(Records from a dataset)

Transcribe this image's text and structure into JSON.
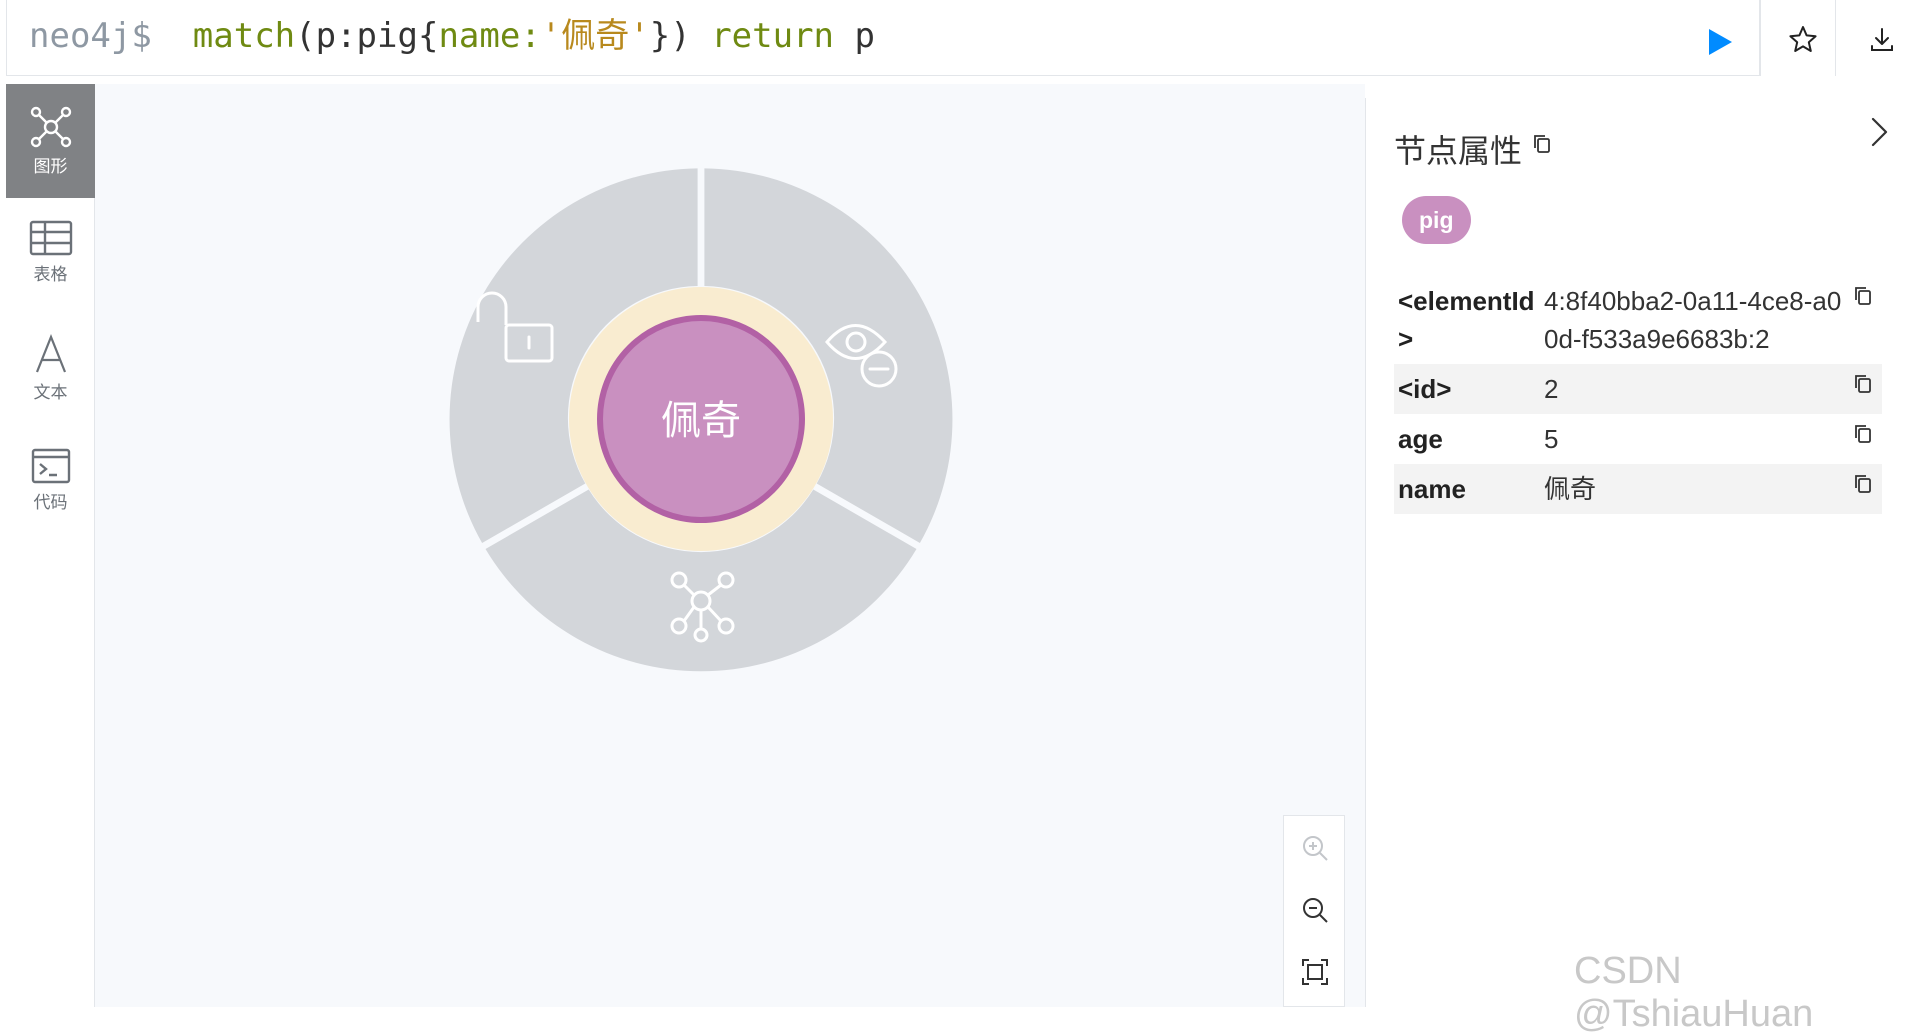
{
  "query": {
    "prompt": "neo4j$",
    "keyword_match": "match",
    "part_open": "(p:pig{",
    "prop_key": "name:",
    "prop_value": "'佩奇'",
    "part_close": "})",
    "keyword_return": "return",
    "return_var": "p"
  },
  "sidebar": {
    "items": [
      {
        "label": "图形",
        "icon": "graph-icon",
        "active": true
      },
      {
        "label": "表格",
        "icon": "table-icon",
        "active": false
      },
      {
        "label": "文本",
        "icon": "text-icon",
        "active": false
      },
      {
        "label": "代码",
        "icon": "code-icon",
        "active": false
      }
    ]
  },
  "graph": {
    "node_caption": "佩奇",
    "node_color": "#c990c0",
    "node_border_color": "#b261a5",
    "halo_color": "#f9ecd0",
    "ring_color": "#d3d6da",
    "ring_segments": [
      "unlock-icon",
      "hide-icon",
      "expand-icon"
    ]
  },
  "panel": {
    "title": "节点属性",
    "label_chip": "pig",
    "properties": [
      {
        "key": "<elementId>",
        "value": "4:8f40bba2-0a11-4ce8-a00d-f533a9e6683b:2"
      },
      {
        "key": "<id>",
        "value": "2"
      },
      {
        "key": "age",
        "value": "5"
      },
      {
        "key": "name",
        "value": "佩奇"
      }
    ]
  },
  "accent_color": "#018bff",
  "watermark": "CSDN @TshiauHuan"
}
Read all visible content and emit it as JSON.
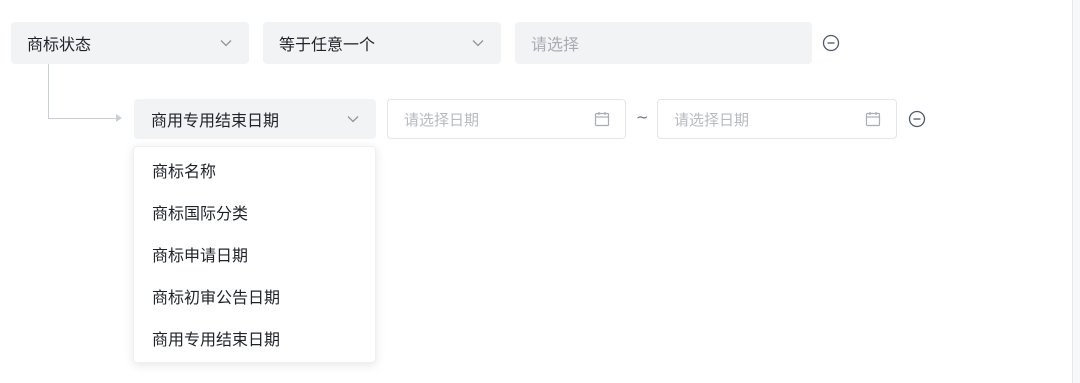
{
  "condition": {
    "field_select": {
      "value": "商标状态",
      "icon": "chevron-down-icon"
    },
    "operator_select": {
      "value": "等于任意一个",
      "icon": "chevron-down-icon"
    },
    "value_select": {
      "placeholder": "请选择"
    },
    "remove_icon": "minus-circle-icon"
  },
  "sub_condition": {
    "field_select": {
      "value": "商用专用结束日期",
      "icon": "chevron-down-icon"
    },
    "start_date": {
      "placeholder": "请选择日期",
      "icon": "calendar-icon"
    },
    "range_separator": "~",
    "end_date": {
      "placeholder": "请选择日期",
      "icon": "calendar-icon"
    },
    "remove_icon": "minus-circle-icon"
  },
  "dropdown": {
    "options": [
      "商标名称",
      "商标国际分类",
      "商标申请日期",
      "商标初审公告日期",
      "商用专用结束日期"
    ]
  },
  "colors": {
    "select_bg": "#f2f3f5",
    "placeholder": "#a8adb5",
    "border": "#e5e6eb",
    "connector": "#c9cdd4"
  }
}
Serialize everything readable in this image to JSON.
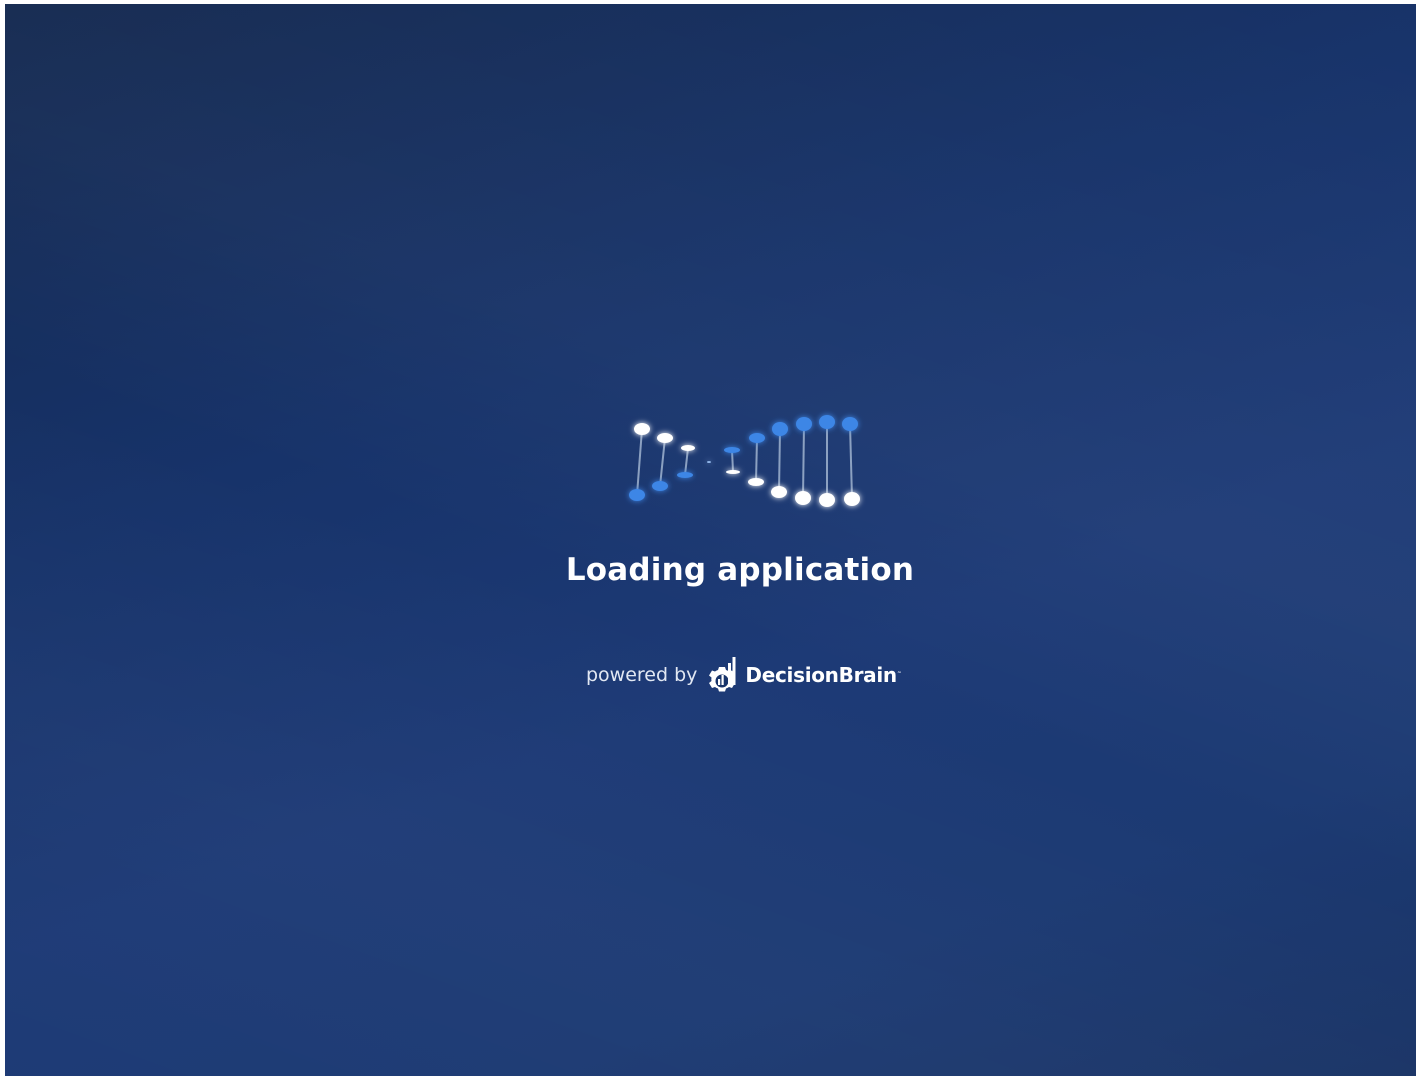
{
  "loading": {
    "title": "Loading application"
  },
  "footer": {
    "powered_label": "powered by",
    "brand_name": "DecisionBrain",
    "brand_tm": "˜",
    "logo_icon": "decisionbrain-gear-chart-icon"
  },
  "spinner": {
    "icon": "dna-helix-loader-icon"
  },
  "colors": {
    "background": "#17336a",
    "accent_blue": "#3d86e6",
    "node_white": "#ffffff"
  }
}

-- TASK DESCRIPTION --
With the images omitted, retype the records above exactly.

-- COMPLETED EXERCISE --
Transcribe this image's text and structure into JSON.
{
  "query": {
    "prompt": "neo4j$",
    "keyword_match": "match",
    "part_open": "(p:pig{",
    "prop_key": "name:",
    "prop_value": "'佩奇'",
    "part_close": "})",
    "keyword_return": "return",
    "return_var": "p"
  },
  "sidebar": {
    "items": [
      {
        "label": "图形",
        "icon": "graph-icon",
        "active": true
      },
      {
        "label": "表格",
        "icon": "table-icon",
        "active": false
      },
      {
        "label": "文本",
        "icon": "text-icon",
        "active": false
      },
      {
        "label": "代码",
        "icon": "code-icon",
        "active": false
      }
    ]
  },
  "graph": {
    "node_caption": "佩奇",
    "node_color": "#c990c0",
    "node_border_color": "#b261a5",
    "halo_color": "#f9ecd0",
    "ring_color": "#d3d6da",
    "ring_segments": [
      "unlock-icon",
      "hide-icon",
      "expand-icon"
    ]
  },
  "panel": {
    "title": "节点属性",
    "label_chip": "pig",
    "properties": [
      {
        "key": "<elementId>",
        "value": "4:8f40bba2-0a11-4ce8-a00d-f533a9e6683b:2"
      },
      {
        "key": "<id>",
        "value": "2"
      },
      {
        "key": "age",
        "value": "5"
      },
      {
        "key": "name",
        "value": "佩奇"
      }
    ]
  },
  "accent_color": "#018bff",
  "watermark": "CSDN @TshiauHuan"
}
Read all visible content and emit it as JSON.
{
  "condition": {
    "field_select": {
      "value": "商标状态",
      "icon": "chevron-down-icon"
    },
    "operator_select": {
      "value": "等于任意一个",
      "icon": "chevron-down-icon"
    },
    "value_select": {
      "placeholder": "请选择"
    },
    "remove_icon": "minus-circle-icon"
  },
  "sub_condition": {
    "field_select": {
      "value": "商用专用结束日期",
      "icon": "chevron-down-icon"
    },
    "start_date": {
      "placeholder": "请选择日期",
      "icon": "calendar-icon"
    },
    "range_separator": "~",
    "end_date": {
      "placeholder": "请选择日期",
      "icon": "calendar-icon"
    },
    "remove_icon": "minus-circle-icon"
  },
  "dropdown": {
    "options": [
      "商标名称",
      "商标国际分类",
      "商标申请日期",
      "商标初审公告日期",
      "商用专用结束日期"
    ]
  },
  "colors": {
    "select_bg": "#f2f3f5",
    "placeholder": "#a8adb5",
    "border": "#e5e6eb",
    "connector": "#c9cdd4"
  }
}
Serialize everything readable in this image to JSON.
{
  "loading": {
    "title": "Loading application"
  },
  "footer": {
    "powered_label": "powered by",
    "brand_name": "DecisionBrain",
    "brand_tm": "˜",
    "logo_icon": "decisionbrain-gear-chart-icon"
  },
  "spinner": {
    "icon": "dna-helix-loader-icon"
  },
  "colors": {
    "background": "#17336a",
    "accent_blue": "#3d86e6",
    "node_white": "#ffffff"
  }
}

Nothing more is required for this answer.